It was a cold day on Friday and both Maggie and I had some butterflies. Neither of us knew what to expect. Would Richard yell at us for being stupid? Would we do something that damaged his beautiful boat? Would he ask us to do something terribly dangerous? Would we be completely swallowed up in the "Mighty Choptank river??? As it turned out, Richard is a very patient and understanding captain who has a gift for gently yet strongly stating what needs to be done in a way that even idiots like us can understand. Maggie planted herself in front of the inner jib wench and my primary responsibilities were to handle the outer jib and staysail sheets.

Before long Richard asked me if I would like to take the helm. Of course I did!! She was a lot harder to steer than I imagined. It took a lot of strength at times to hold her on the wind. I was assured that our boat, with her modern steering barrient, would be much easier to handle. In fact, after crewing with four others on this complicated old rig with her six sails, I have much less apprehension about sailing our boat with her modern rig and only three sails. After a few very chilly hours of beating into the wind, we arrived at the port of Cambridge.

Check out the great job Maggie and I did flaking that mainsail!! Now it's back to work on our boat. I can't wait to take her for a sail!!!

You Down with OPB?

Well, we finally did it! Sailed on a "big boat" that is! And after all the speculation of  "what's it gonna feel like?" my final answer is  AWESOME!  It may seem kind of crazy to some that we bought a yacht without ever sailing one, but... we did. And seeing how great this experience is on so many different levels, I wouldn't change a thing, so there! 
Anyway I'm sure Travis will want to write about Rosilyn so I'll leave off here and get back to the work that got done on Me Voy. 
I finished fiberglassing that ugly spot in the hull

and since it rained most of Sat. I began to finish out a beam in the head that 
needed new wood.

Meanwhile Billy slept all weekend, while Chopper played with his boatyard nemesis, Skipper. Here Chopper is guarding the little squeaky while Skipper looks to me for help. 

Sunday, October 19, 2008


It was a solo work weekend for me as Travis had to work in Baltimore. I was looking forward to it in a way; it made me feel independent and self-sufficient to pack up tools and head for Oxford, just me and Chopper.  My mom warned me not to get into any tight spaces as there would be no one to pull me out in case I got stuck, but not to worry, I had my hands full with the rot previously discovered in the hull. 
I was greeted with the ugliness you see above, and the next step was to fair it and fill it with some epoxy and microfiller, which made it look like this...

This microlight filler is great because it sands soooo much easier then silica, but it has no resistance to sag, which means I spent nearly the whole day first day, chasing the sagging expoxy, until finally it set and looked liked this...

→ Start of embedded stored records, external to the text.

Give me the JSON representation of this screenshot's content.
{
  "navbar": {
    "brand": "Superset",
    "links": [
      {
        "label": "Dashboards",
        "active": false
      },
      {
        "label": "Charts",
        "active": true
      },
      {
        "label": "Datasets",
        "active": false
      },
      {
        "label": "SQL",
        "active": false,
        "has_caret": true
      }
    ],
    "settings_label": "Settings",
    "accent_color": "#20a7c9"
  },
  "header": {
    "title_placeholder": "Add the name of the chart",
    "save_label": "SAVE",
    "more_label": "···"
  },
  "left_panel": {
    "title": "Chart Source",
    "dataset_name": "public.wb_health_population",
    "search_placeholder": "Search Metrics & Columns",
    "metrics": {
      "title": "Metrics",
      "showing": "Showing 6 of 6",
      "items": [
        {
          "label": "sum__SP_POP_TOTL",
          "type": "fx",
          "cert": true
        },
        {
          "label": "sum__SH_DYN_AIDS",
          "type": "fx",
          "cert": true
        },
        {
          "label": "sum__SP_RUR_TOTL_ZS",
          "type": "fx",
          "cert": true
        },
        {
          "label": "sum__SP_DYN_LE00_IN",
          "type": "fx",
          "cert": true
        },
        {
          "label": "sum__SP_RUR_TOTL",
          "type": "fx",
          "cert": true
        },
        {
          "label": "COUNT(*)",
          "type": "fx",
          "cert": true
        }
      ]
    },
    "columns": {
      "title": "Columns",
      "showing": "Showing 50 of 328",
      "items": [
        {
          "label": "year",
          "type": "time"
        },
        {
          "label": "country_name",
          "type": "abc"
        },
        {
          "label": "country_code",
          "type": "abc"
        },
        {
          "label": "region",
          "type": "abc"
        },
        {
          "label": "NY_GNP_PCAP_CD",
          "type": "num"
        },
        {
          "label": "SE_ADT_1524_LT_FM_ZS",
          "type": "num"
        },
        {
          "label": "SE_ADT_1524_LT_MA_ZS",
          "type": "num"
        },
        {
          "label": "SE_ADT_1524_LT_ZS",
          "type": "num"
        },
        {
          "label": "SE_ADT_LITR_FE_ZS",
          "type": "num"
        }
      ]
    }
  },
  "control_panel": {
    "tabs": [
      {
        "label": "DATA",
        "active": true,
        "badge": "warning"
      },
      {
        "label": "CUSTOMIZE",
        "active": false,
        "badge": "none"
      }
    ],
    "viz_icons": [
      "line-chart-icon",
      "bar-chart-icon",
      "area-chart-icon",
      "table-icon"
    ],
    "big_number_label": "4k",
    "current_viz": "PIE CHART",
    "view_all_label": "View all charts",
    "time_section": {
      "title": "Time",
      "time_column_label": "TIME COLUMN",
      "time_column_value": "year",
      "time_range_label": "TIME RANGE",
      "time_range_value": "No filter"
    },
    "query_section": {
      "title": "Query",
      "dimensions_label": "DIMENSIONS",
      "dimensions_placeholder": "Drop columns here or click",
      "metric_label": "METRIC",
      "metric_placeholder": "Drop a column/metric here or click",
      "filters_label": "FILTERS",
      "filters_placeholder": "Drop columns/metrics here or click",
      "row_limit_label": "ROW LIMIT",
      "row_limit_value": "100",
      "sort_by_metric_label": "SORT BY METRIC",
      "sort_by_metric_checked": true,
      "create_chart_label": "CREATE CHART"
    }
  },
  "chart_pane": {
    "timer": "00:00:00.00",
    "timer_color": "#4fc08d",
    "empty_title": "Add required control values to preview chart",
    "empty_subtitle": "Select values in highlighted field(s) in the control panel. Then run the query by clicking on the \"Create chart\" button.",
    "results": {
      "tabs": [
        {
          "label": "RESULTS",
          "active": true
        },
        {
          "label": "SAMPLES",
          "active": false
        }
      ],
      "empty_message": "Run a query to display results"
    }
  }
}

Now I just had to fair it some more and  I was ready for fiberglass. Oh yeah check out the neighboring spot that also needed some TLC.

That was day one. My goal for Sunday was to keep fairing and finish up with fiberglass, however
the day dawned cold and windy. Definetly too windy for fiberglass work. I've already learned that lesson once when I got slapped with saturated cloth right in the mouth due to the wind. So taking the path of least resistance I continued to sand and fill until I got the perfect smooth and shapely surface, that was now ready for fiberglass... next week.